AVAILABLE DATA –

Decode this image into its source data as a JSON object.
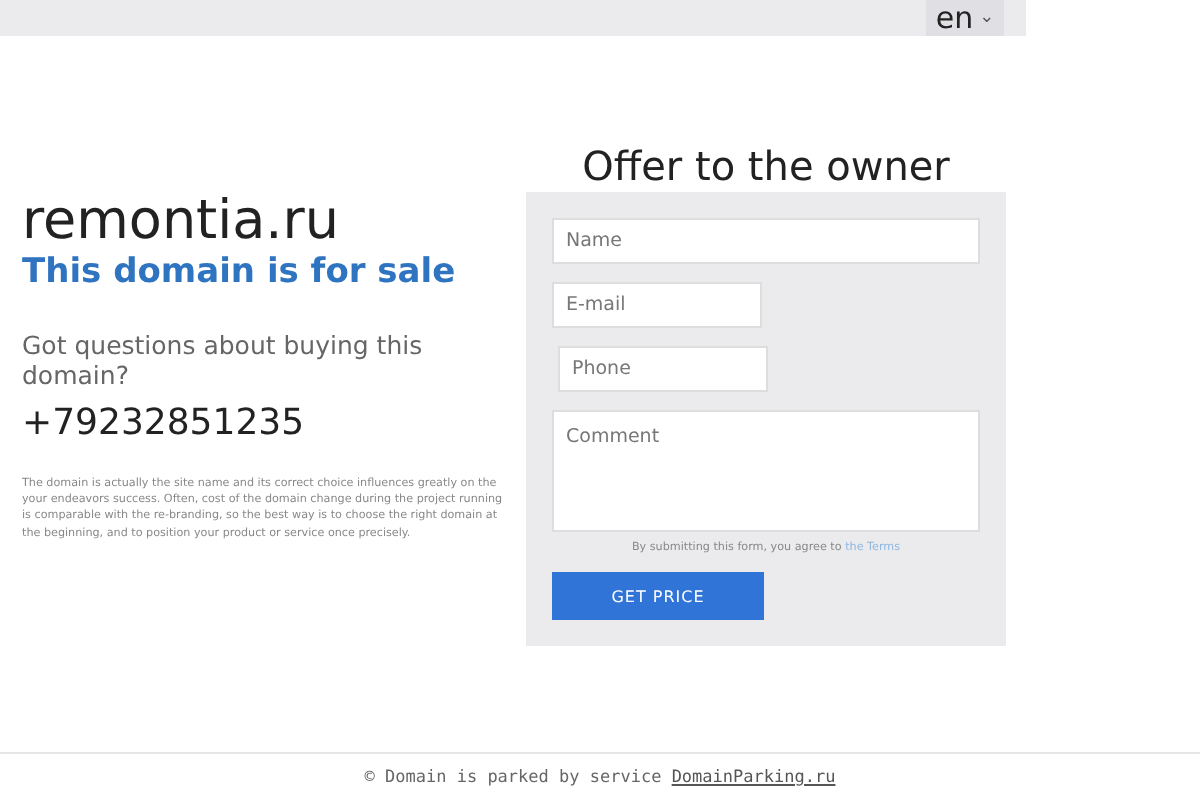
{
  "language": {
    "label": "en",
    "caret": "⌄"
  },
  "domain": "remontia.ru",
  "headline": "This domain is for sale",
  "question": "Got questions about buying this domain?",
  "phone": "+79232851235",
  "description": "The domain is actually the site name and its correct choice influences greatly on the your endeavors success. Often, cost of the domain change during the project running is comparable with the re-branding, so the best way is to choose the right domain at the beginning, and to position your product or service once precisely.",
  "form": {
    "title": "Offer to the owner",
    "fields": [
      {
        "kind": "input",
        "placeholder": "Name"
      },
      {
        "kind": "input",
        "placeholder": "E-mail"
      },
      {
        "kind": "input",
        "placeholder": "Phone"
      },
      {
        "kind": "textarea",
        "placeholder": "Comment"
      }
    ],
    "consent": "By submitting this form, you agree to",
    "terms_link": "the Terms",
    "submit": "GET PRICE"
  },
  "footer": {
    "text": "© Domain is parked by service",
    "link": "DomainParking.ru"
  }
}
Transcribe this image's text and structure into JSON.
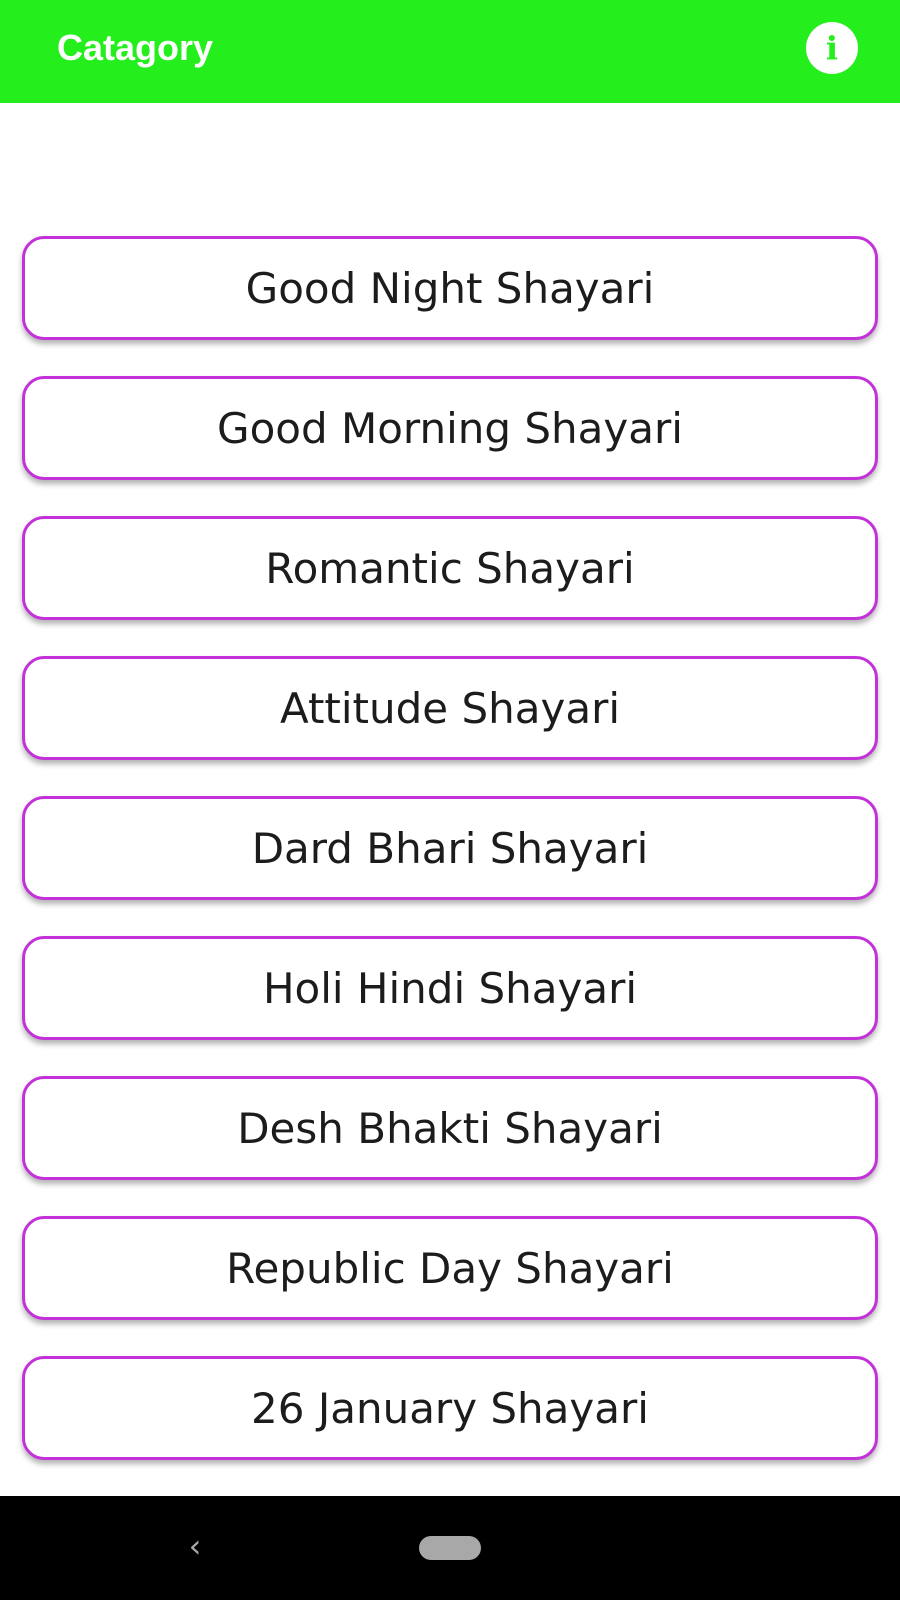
{
  "app_bar": {
    "title": "Catagory",
    "info_icon": "info-icon",
    "info_glyph": "i",
    "color": "#24ee1c"
  },
  "categories": [
    {
      "label": "Good Night Shayari"
    },
    {
      "label": "Good Morning Shayari"
    },
    {
      "label": "Romantic Shayari"
    },
    {
      "label": "Attitude Shayari"
    },
    {
      "label": "Dard Bhari Shayari"
    },
    {
      "label": "Holi Hindi Shayari"
    },
    {
      "label": "Desh Bhakti Shayari"
    },
    {
      "label": "Republic Day Shayari"
    },
    {
      "label": "26 January Shayari"
    }
  ],
  "nav_bar": {
    "back_icon": "back-icon",
    "back_glyph": "‹",
    "home_icon": "home-pill-icon"
  },
  "colors": {
    "accent": "#24ee1c",
    "item_border": "#c232d8"
  }
}
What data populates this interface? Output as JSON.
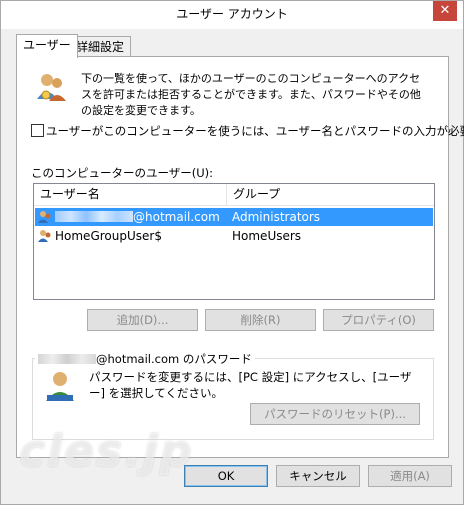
{
  "window": {
    "title": "ユーザー アカウント",
    "close_glyph": "✕"
  },
  "tabs": [
    {
      "label": "ユーザー",
      "active": true
    },
    {
      "label": "詳細設定",
      "active": false
    }
  ],
  "intro": {
    "text": "下の一覧を使って、ほかのユーザーのこのコンピューターへのアクセスを許可または拒否することができます。また、パスワードやその他の設定を変更できます。"
  },
  "require_login": {
    "label": "ユーザーがこのコンピューターを使うには、ユーザー名とパスワードの入力が必要(E)",
    "checked": false
  },
  "users_list": {
    "label": "このコンピューターのユーザー(U):",
    "columns": [
      "ユーザー名",
      "グループ"
    ],
    "rows": [
      {
        "name": "@hotmail.com",
        "group": "Administrators",
        "selected": true
      },
      {
        "name": "HomeGroupUser$",
        "group": "HomeUsers",
        "selected": false
      }
    ]
  },
  "list_buttons": {
    "add": "追加(D)...",
    "remove": "削除(R)",
    "properties": "プロパティ(O)"
  },
  "password_group": {
    "title_suffix": "@hotmail.com のパスワード",
    "text": "パスワードを変更するには、[PC 設定] にアクセスし、[ユーザー] を選択してください。",
    "reset_button": "パスワードのリセット(P)..."
  },
  "dialog_buttons": {
    "ok": "OK",
    "cancel": "キャンセル",
    "apply": "適用(A)"
  },
  "watermark": "cles.jp",
  "colors": {
    "selection": "#3399ff",
    "close": "#c7463b"
  }
}
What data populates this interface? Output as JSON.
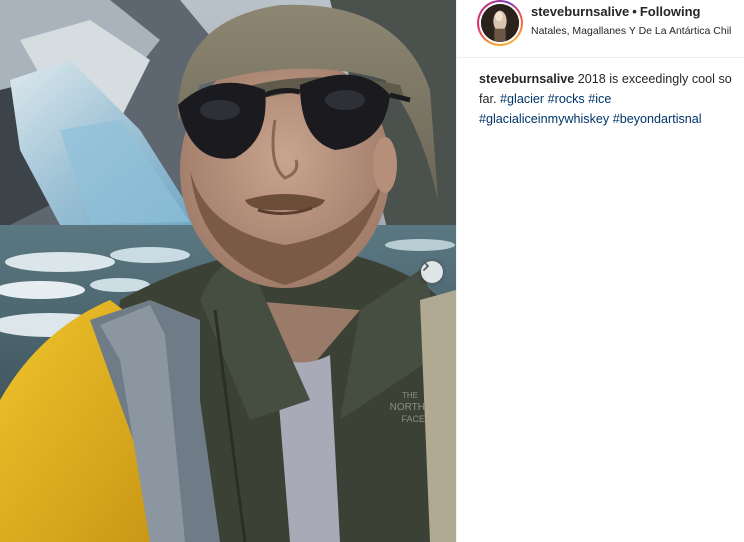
{
  "post": {
    "username": "steveburnsalive",
    "separator": "•",
    "follow_status": "Following",
    "location": "Natales, Magallanes Y De La Antártica Chil",
    "caption": {
      "author": "steveburnsalive",
      "text": "2018 is exceedingly cool so far.",
      "hashtags": [
        "#glacier",
        "#rocks",
        "#ice",
        "#glacialiceinmywhiskey",
        "#beyondartisnal"
      ]
    },
    "photo": {
      "jacket_logo": [
        "THE",
        "NORTH",
        "FACE"
      ]
    }
  },
  "colors": {
    "hashtag": "#003569",
    "text": "#262626",
    "jacket": "#e2b21c",
    "fleece": "#3b4235"
  },
  "icons": {
    "next": "chevron-right-icon"
  }
}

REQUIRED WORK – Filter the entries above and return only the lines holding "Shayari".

ANSWER SPACE –
      "label": "Good Night Shayari"
      "label": "Good Morning Shayari"
      "label": "Romantic Shayari"
      "label": "Attitude Shayari"
      "label": "Dard Bhari Shayari"
      "label": "Holi Hindi Shayari"
      "label": "Desh Bhakti Shayari"
      "label": "Republic Day Shayari"
      "label": "26 January Shayari"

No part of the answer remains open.